Speaking With An Adjuster For Your Insurance Company
Do you have to give a recorded statement to the adjuster for your insurance company? The short answer is YES. You might not have read your insurance policy but all policies say that you have a duty under your policy to cooperate with your insurer in the investigation into the event that injured you. In spite of this duty, you still need to remember a few important things. The first to remember is that the adjuster is not out to help you even though the adjuster works for your insurance company. They are still looking for a way to get out of paying money on your claim if they have some insurance coverage that might come into play later, such as uninsured or underinsured motorist coverage. Having a clear understanding of what the adjuster is looking for and what details you need to give are very important in this situation as well. Most people don’t understand how uninsured, or underinsured insurance coverage really works. If there is no liability insurance on the other driver’s car, or if it is not enough to cover all of your damages and losses, your insurer could end up hiring a lawyer for the other driver if the case is not settled and goes to court. This means that your insurer is adverse to you on paying your claim and they will defend that at fault driver in court to avoid paying you money under your own coverage. This is often very disturbing to a person who had mistakenly thought from the beginning that “their insurance company” had their back. Always remember that insurance companies are for profit businesses and they want to limit what they pay out because the money they save adds to their year-end profits. .

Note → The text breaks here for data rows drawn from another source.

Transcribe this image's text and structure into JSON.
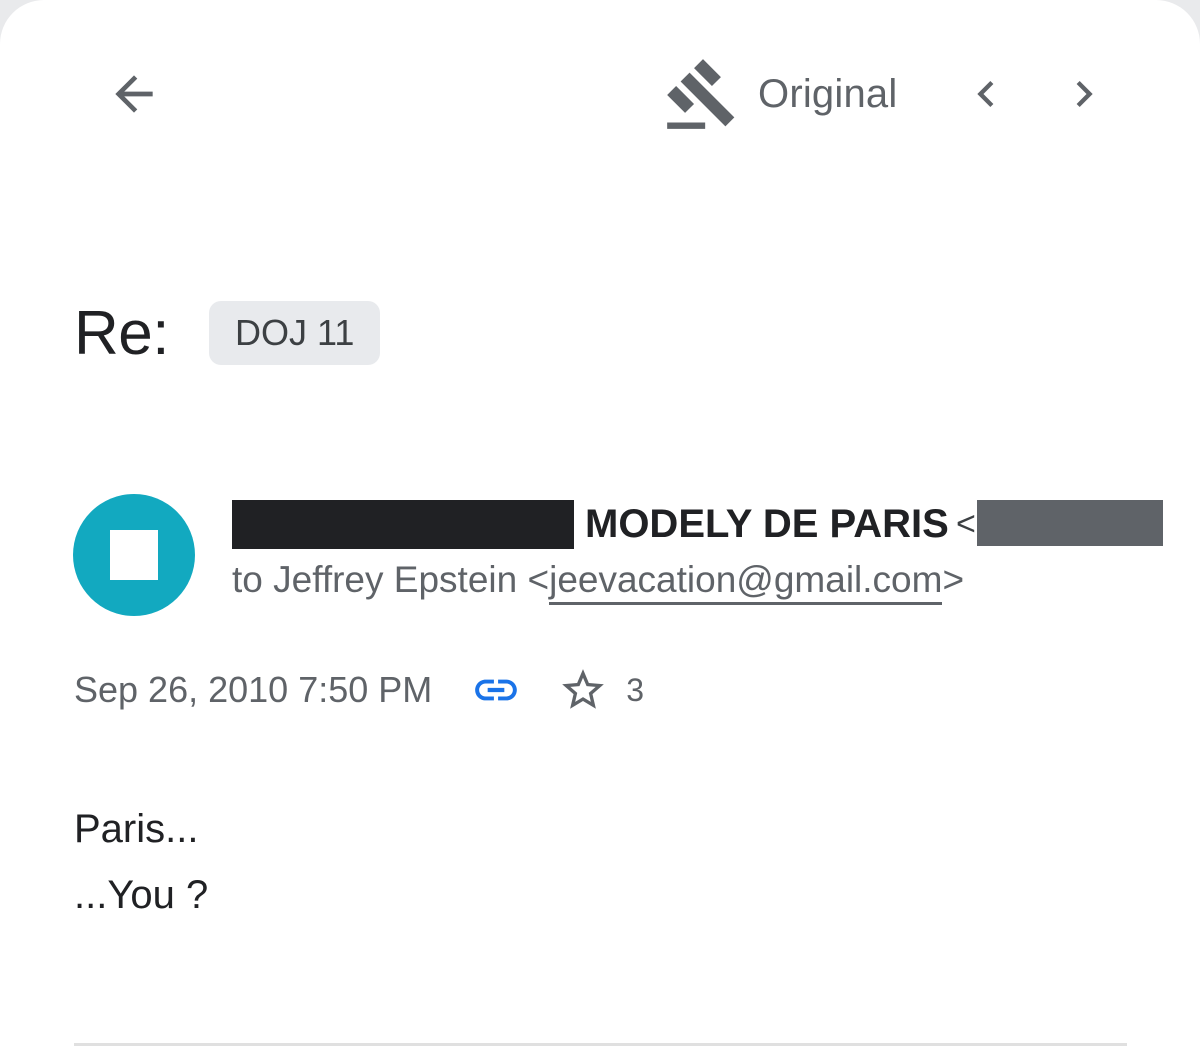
{
  "toolbar": {
    "back_icon": "arrow-back-icon",
    "original_icon": "gavel-icon",
    "original_label": "Original",
    "prev_icon": "chevron-left-icon",
    "next_icon": "chevron-right-icon"
  },
  "subject": {
    "text": "Re:",
    "label_chip": "DOJ 11"
  },
  "sender": {
    "avatar_color": "#12a9c0",
    "name": "MODELY DE PARIS",
    "email_open": "<",
    "to_prefix": "to Jeffrey Epstein <",
    "to_email": "jeevacation@gmail.com",
    "to_suffix": ">"
  },
  "meta": {
    "date": "Sep 26, 2010 7:50 PM",
    "link_icon": "link-icon",
    "link_color": "#1a73e8",
    "star_icon": "star-outline-icon",
    "count": "3"
  },
  "body": {
    "lines": [
      "Paris...",
      "...You ?"
    ]
  }
}
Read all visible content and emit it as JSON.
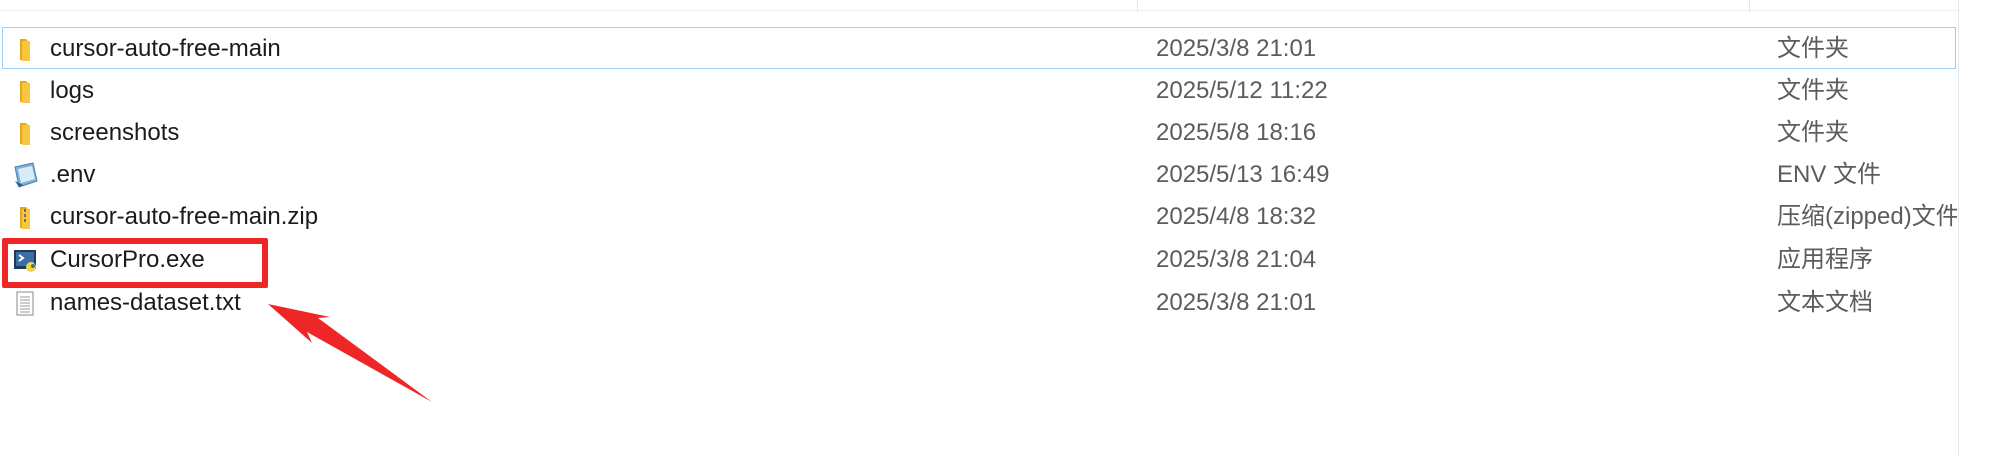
{
  "files": [
    {
      "name": "cursor-auto-free-main",
      "date": "2025/3/8 21:01",
      "type": "文件夹",
      "icon": "folder-icon"
    },
    {
      "name": "logs",
      "date": "2025/5/12 11:22",
      "type": "文件夹",
      "icon": "folder-icon"
    },
    {
      "name": "screenshots",
      "date": "2025/5/8 18:16",
      "type": "文件夹",
      "icon": "folder-icon"
    },
    {
      "name": ".env",
      "date": "2025/5/13 16:49",
      "type": "ENV 文件",
      "icon": "env-file-icon"
    },
    {
      "name": "cursor-auto-free-main.zip",
      "date": "2025/4/8 18:32",
      "type": "压缩(zipped)文件夹",
      "icon": "zip-folder-icon"
    },
    {
      "name": "CursorPro.exe",
      "date": "2025/3/8 21:04",
      "type": "应用程序",
      "icon": "python-exe-icon"
    },
    {
      "name": "names-dataset.txt",
      "date": "2025/3/8 21:01",
      "type": "文本文档",
      "icon": "text-file-icon"
    }
  ],
  "colors": {
    "focus_border": "#99d1ff",
    "annotation_red": "#ee2626",
    "folder_yellow": "#f8c73f"
  }
}
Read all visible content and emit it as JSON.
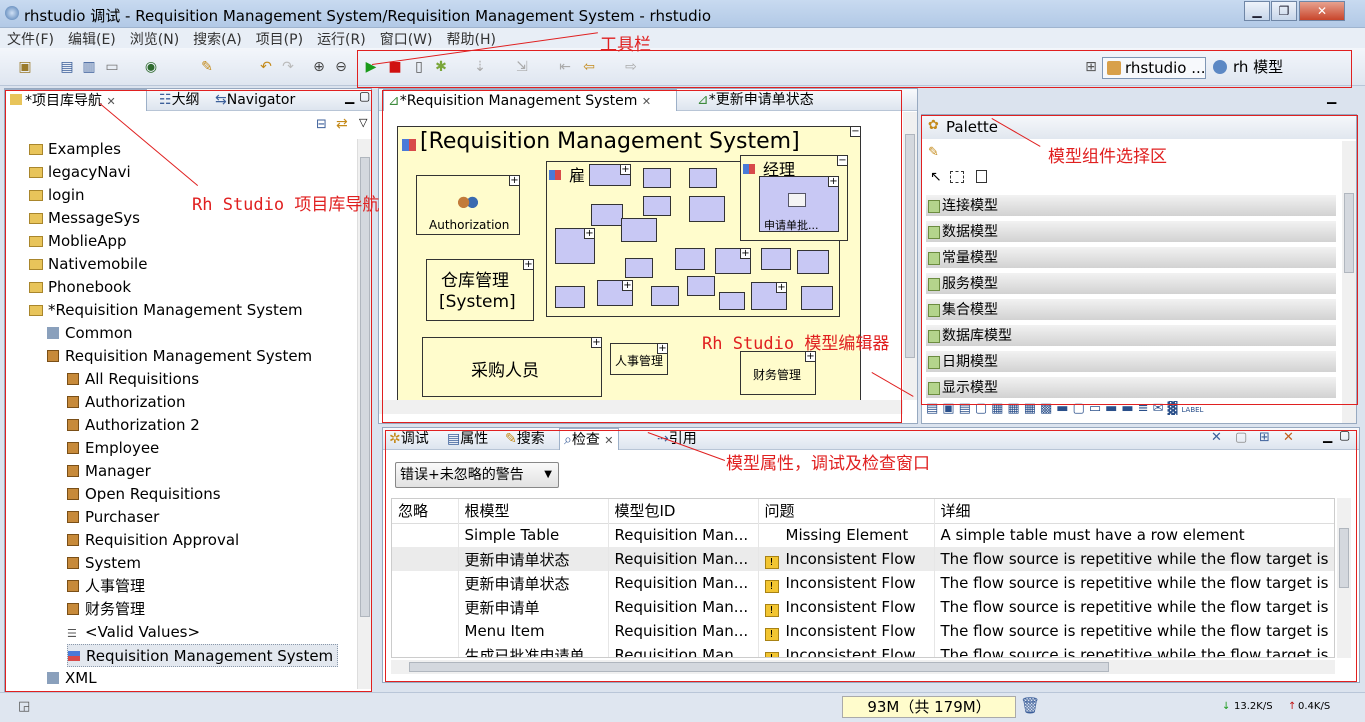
{
  "window": {
    "title": "rhstudio 调试 - Requisition Management System/Requisition Management System - rhstudio",
    "min": "▁",
    "max": "❐",
    "close": "✕"
  },
  "menu": [
    "文件(F)",
    "编辑(E)",
    "浏览(N)",
    "搜索(A)",
    "项目(P)",
    "运行(R)",
    "窗口(W)",
    "帮助(H)"
  ],
  "perspectives": {
    "p1": "rhstudio ...",
    "p2": "rh 模型"
  },
  "left_panel": {
    "tabs": [
      "*项目库导航",
      "大纲",
      "Navigator"
    ],
    "tree": [
      "Examples",
      "legacyNavi",
      "login",
      "MessageSys",
      "MoblieApp",
      "Nativemobile",
      "Phonebook",
      "*Requisition Management System",
      "Common",
      "Requisition Management System",
      "All Requisitions",
      "Authorization",
      "Authorization 2",
      "Employee",
      "Manager",
      "Open Requisitions",
      "Purchaser",
      "Requisition Approval",
      "System",
      "人事管理",
      "财务管理",
      "<Valid Values>",
      "Requisition Management System",
      "XML"
    ]
  },
  "editor": {
    "tabs": [
      "*Requisition Management System",
      "*更新申请单状态"
    ],
    "diagram": {
      "title": "[Requisition Management System]",
      "authorization": "Authorization",
      "employees": "雇",
      "manager": "经理",
      "request": "申请单批...",
      "warehouse1": "仓库管理",
      "warehouse2": "[System]",
      "purchaser": "采购人员",
      "hr": "人事管理",
      "finance": "财务管理"
    }
  },
  "palette": {
    "title": "Palette",
    "groups": [
      "连接模型",
      "数据模型",
      "常量模型",
      "服务模型",
      "集合模型",
      "数据库模型",
      "日期模型",
      "显示模型"
    ]
  },
  "bottom": {
    "tabs": [
      "调试",
      "属性",
      "搜索",
      "检查",
      "引用"
    ],
    "filter": "错误+未忽略的警告",
    "columns": [
      "忽略",
      "根模型",
      "模型包ID",
      "问题",
      "详细"
    ],
    "rows": [
      [
        "",
        "Simple Table",
        "Requisition Man...",
        "Missing Element",
        "A simple table must have a row element"
      ],
      [
        "",
        "更新申请单状态",
        "Requisition Man...",
        "Inconsistent Flow",
        "The flow source is repetitive while the flow target is no"
      ],
      [
        "",
        "更新申请单状态",
        "Requisition Man...",
        "Inconsistent Flow",
        "The flow source is repetitive while the flow target is no"
      ],
      [
        "",
        "更新申请单",
        "Requisition Man...",
        "Inconsistent Flow",
        "The flow source is repetitive while the flow target is no"
      ],
      [
        "",
        "Menu Item",
        "Requisition Man...",
        "Inconsistent Flow",
        "The flow source is repetitive while the flow target is no"
      ],
      [
        "",
        "生成已批准申请单...",
        "Requisition Man...",
        "Inconsistent Flow",
        "The flow source is repetitive while the flow target is no"
      ]
    ]
  },
  "status": {
    "memory": "93M（共 179M）",
    "net_down": "13.2K/S",
    "net_up": "0.4K/S"
  },
  "annotations": {
    "toolbar": "工具栏",
    "navigator": "Rh Studio 项目库导航",
    "palette": "模型组件选择区",
    "editor": "Rh Studio 模型编辑器",
    "bottom": "模型属性，调试及检查窗口"
  },
  "colors": {
    "annotation": "#e02020",
    "diagram_fill": "#fffccc",
    "shape_fill": "#c8c8f4"
  }
}
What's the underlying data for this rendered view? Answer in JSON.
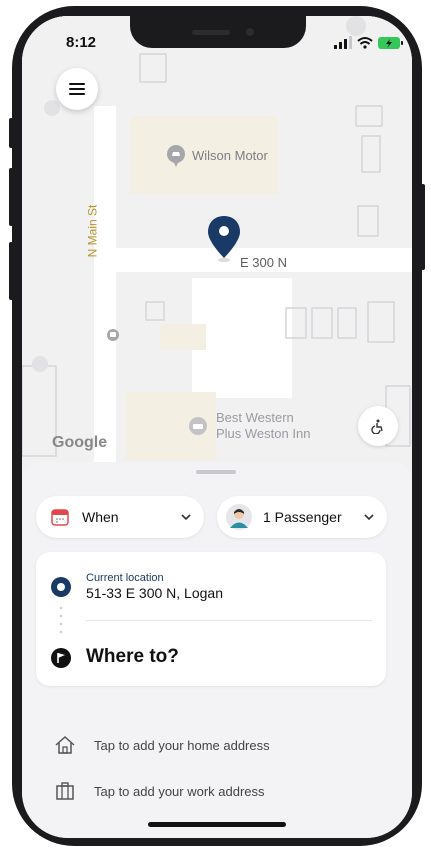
{
  "status_bar": {
    "time": "8:12"
  },
  "map": {
    "poi_wilson_motor": "Wilson Motor",
    "street_main": "N Main St",
    "street_e300": "E 300 N",
    "poi_best_western_line1": "Best Western",
    "poi_best_western_line2": "Plus Weston Inn",
    "attribution": "Google"
  },
  "booking": {
    "when_label": "When",
    "passenger_label": "1 Passenger",
    "current_location_label": "Current location",
    "current_location_address": "51-33 E 300 N, Logan",
    "destination_placeholder": "Where to?",
    "home_shortcut": "Tap to add your home address",
    "work_shortcut": "Tap to add your work address"
  },
  "colors": {
    "accent_navy": "#1a3a66",
    "sheet_background": "#f3f3f5",
    "calendar_red": "#e0484f",
    "battery_green": "#35c759"
  },
  "icons": {
    "menu": "hamburger-icon",
    "map_pin": "location-pin-icon",
    "accessibility": "wheelchair-icon",
    "calendar": "calendar-icon",
    "passenger": "person-avatar-icon",
    "origin": "origin-dot-icon",
    "destination": "flag-icon",
    "home": "home-icon",
    "work": "briefcase-icon"
  }
}
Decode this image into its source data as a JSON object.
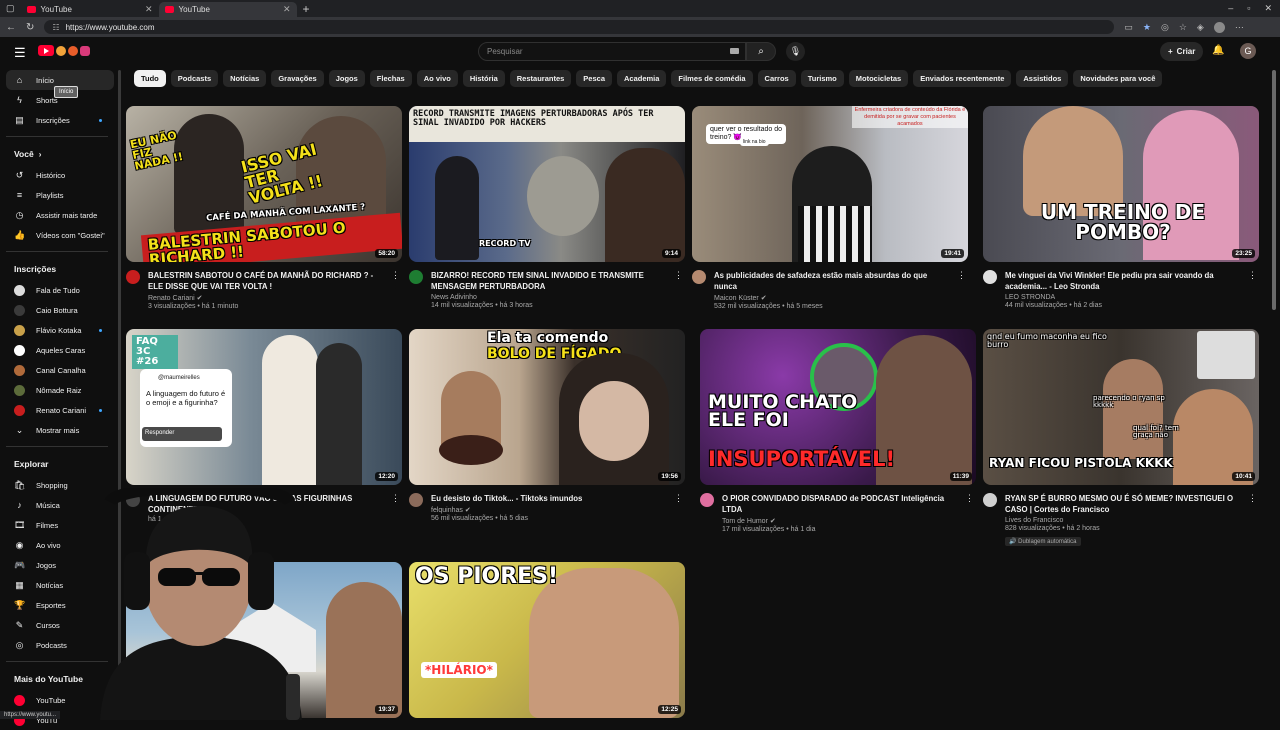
{
  "browser": {
    "tabs": [
      {
        "label": "YouTube"
      },
      {
        "label": "YouTube"
      }
    ],
    "url": "https://www.youtube.com",
    "status_url": "https://www.youtu..."
  },
  "header": {
    "search_placeholder": "Pesquisar",
    "create_label": "Criar",
    "avatar_letter": "G"
  },
  "chips": [
    "Tudo",
    "Podcasts",
    "Notícias",
    "Gravações",
    "Jogos",
    "Flechas",
    "Ao vivo",
    "História",
    "Restaurantes",
    "Pesca",
    "Academia",
    "Filmes de comédia",
    "Carros",
    "Turismo",
    "Motocicletas",
    "Enviados recentemente",
    "Assistidos",
    "Novidades para você"
  ],
  "sidebar": {
    "main": [
      {
        "label": "Início",
        "icon": "home-icon"
      },
      {
        "label": "Shorts",
        "icon": "shorts-icon"
      },
      {
        "label": "Inscrições",
        "icon": "subscriptions-icon"
      }
    ],
    "tooltip": "Início",
    "you_heading": "Você",
    "you": [
      {
        "label": "Histórico",
        "icon": "history-icon"
      },
      {
        "label": "Playlists",
        "icon": "playlists-icon"
      },
      {
        "label": "Assistir mais tarde",
        "icon": "watch-later-icon"
      },
      {
        "label": "Vídeos com \"Gostei\"",
        "icon": "like-icon"
      }
    ],
    "subs_heading": "Inscrições",
    "subs": [
      {
        "label": "Fala de Tudo",
        "color": "#dcdcdc",
        "dot": false
      },
      {
        "label": "Caio Bottura",
        "color": "#3a3a3a",
        "dot": false
      },
      {
        "label": "Flávio Kotaka",
        "color": "#c9a14a",
        "dot": true
      },
      {
        "label": "Aqueles Caras",
        "color": "#ffffff",
        "dot": false
      },
      {
        "label": "Canal Canalha",
        "color": "#b06a3a",
        "dot": false
      },
      {
        "label": "Nômade Raiz",
        "color": "#5c6b3a",
        "dot": false
      },
      {
        "label": "Renato Cariani",
        "color": "#c81e1e",
        "dot": true
      }
    ],
    "show_more": "Mostrar mais",
    "explore_heading": "Explorar",
    "explore": [
      {
        "label": "Shopping",
        "icon": "shopping-icon"
      },
      {
        "label": "Música",
        "icon": "music-icon"
      },
      {
        "label": "Filmes",
        "icon": "movies-icon"
      },
      {
        "label": "Ao vivo",
        "icon": "live-icon"
      },
      {
        "label": "Jogos",
        "icon": "gaming-icon"
      },
      {
        "label": "Notícias",
        "icon": "news-icon"
      },
      {
        "label": "Esportes",
        "icon": "sports-icon"
      },
      {
        "label": "Cursos",
        "icon": "courses-icon"
      },
      {
        "label": "Podcasts",
        "icon": "podcasts-icon"
      }
    ],
    "more_heading": "Mais do YouTube",
    "more": [
      {
        "label": "YouTube",
        "icon": "youtube-premium-icon"
      },
      {
        "label": "YouTu",
        "icon": "youtube-music-icon"
      }
    ]
  },
  "videos": [
    {
      "title": "BALESTRIN SABOTOU O CAFÉ DA MANHÃ DO RICHARD ? - ELE DISSE QUE VAI TER VOLTA !",
      "channel": "Renato Cariani",
      "verified": true,
      "stats": "3 visualizações • há 1 minuto",
      "duration": "58:20",
      "bg": "#7a6a55",
      "ava": "#c81e1e"
    },
    {
      "title": "BIZARRO! RECORD TEM SINAL INVADIDO E TRANSMITE MENSAGEM PERTURBADORA",
      "channel": "News Adivinho",
      "verified": false,
      "stats": "14 mil visualizações • há 3 horas",
      "duration": "9:14",
      "bg": "#4a4a52",
      "ava": "#1e7d32"
    },
    {
      "title": "As publicidades de safadeza estão mais absurdas do que nunca",
      "channel": "Maicon Küster",
      "verified": true,
      "stats": "532 mil visualizações • há 5 meses",
      "duration": "19:41",
      "bg": "#8a8378",
      "ava": "#b58a70"
    },
    {
      "title": "Me vinguei da Vivi Winkler! Ele pediu pra sair voando da academia... - Leo Stronda",
      "channel": "LEO STRONDA",
      "verified": false,
      "stats": "44 mil visualizações • há 2 dias",
      "duration": "23:25",
      "bg": "#5a5a66",
      "ava": "#e0e0e0"
    },
    {
      "title": "A LINGUAGEM DO FUTURO VÃO SER AS FIGURINHAS CONTINENTES",
      "channel": "",
      "verified": false,
      "stats": "há 1 dia",
      "duration": "12:20",
      "bg": "#6c7a86",
      "ava": "#444"
    },
    {
      "title": "Eu desisto do Tiktok... - Tiktoks imundos",
      "channel": "felquinhas",
      "verified": true,
      "stats": "56 mil visualizações • há 5 dias",
      "duration": "19:56",
      "bg": "#8f7a62",
      "ava": "#8b6b5b"
    },
    {
      "title": "O PIOR CONVIDADO DISPARADO de PODCAST Inteligência LTDA",
      "channel": "Tom de Humor",
      "verified": true,
      "stats": "17 mil visualizações • há 1 dia",
      "duration": "11:39",
      "bg": "#5a2a6a",
      "ava": "#e06fa0"
    },
    {
      "title": "RYAN SP É BURRO MESMO OU É SÓ MEME? INVESTIGUEI O CASO | Cortes do Francisco",
      "channel": "Lives do Francisco",
      "verified": false,
      "stats": "828 visualizações • há 2 horas",
      "duration": "10:41",
      "bg": "#4e4a44",
      "ava": "#cfcfcf",
      "badge": "Dublagem automática"
    },
    {
      "title": "",
      "channel": "",
      "verified": false,
      "stats": "",
      "duration": "19:37",
      "bg": "#6d8fb0",
      "ava": "#333"
    },
    {
      "title": "",
      "channel": "",
      "verified": false,
      "stats": "",
      "duration": "12:25",
      "bg": "#d8c95a",
      "ava": "#333"
    }
  ],
  "thumb_text": {
    "v1a": "EU NÃO FIZ NADA !!",
    "v1b": "ISSO VAI TER VOLTA !!",
    "v1c": "CAFÉ DA MANHÃ COM LAXANTE ?",
    "v1d": "BALESTRIN SABOTOU O RICHARD !!",
    "v2a": "RECORD TRANSMITE IMAGENS PERTURBADORAS APÓS TER SINAL INVADIDO POR HACKERS",
    "v2b": "RECORD TV",
    "v3a": "quer ver o resultado do treino? 😈",
    "v3b": "link na bio",
    "v3c": "Enfermeira criadora de conteúdo da Flórida é demitida por se gravar com pacientes acamados",
    "v4a": "UM TREINO DE POMBO?",
    "v5a": "FAQ 3C #26",
    "v5b": "@maumeirelles",
    "v5c": "A linguagem do futuro é o emoji e a figurinha?",
    "v5d": "Responder",
    "v6a": "Ela ta comendo",
    "v6b": "BOLO DE FÍGADO",
    "v7a": "MUITO CHATO ELE FOI",
    "v7b": "INSUPORTÁVEL!",
    "v8a": "qnd eu fumo maconha eu fico burro",
    "v8b": "parecendo o ryan sp kkkkk",
    "v8c": "qual foi? tem graça não",
    "v8d": "RYAN FICOU PISTOLA KKKK",
    "v10a": "OS PIORES!",
    "v10b": "*HILÁRIO*"
  }
}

How do you protect yourself? That is the easy part. You call an attorney who specializes in injury law and have a free consultation. Better yet, you hire an injury lawyer to help you with the recorded statement and your injury case so you don’t get stung by an adjuster who uses your recorded statement against you so that the insurance company can pay you a lot less than what you are entitled to. There is really no downside to discussing the dangers of a recorded statement with an experienced injury attorney.
We offer free, no obligation case consultations. If you hire us, you pay no money up front and owe no legal fees unless we win your case. Call us now at (678) CHAPMAN for more information on recorded statements and how we can help you not get stung by a recorded statement.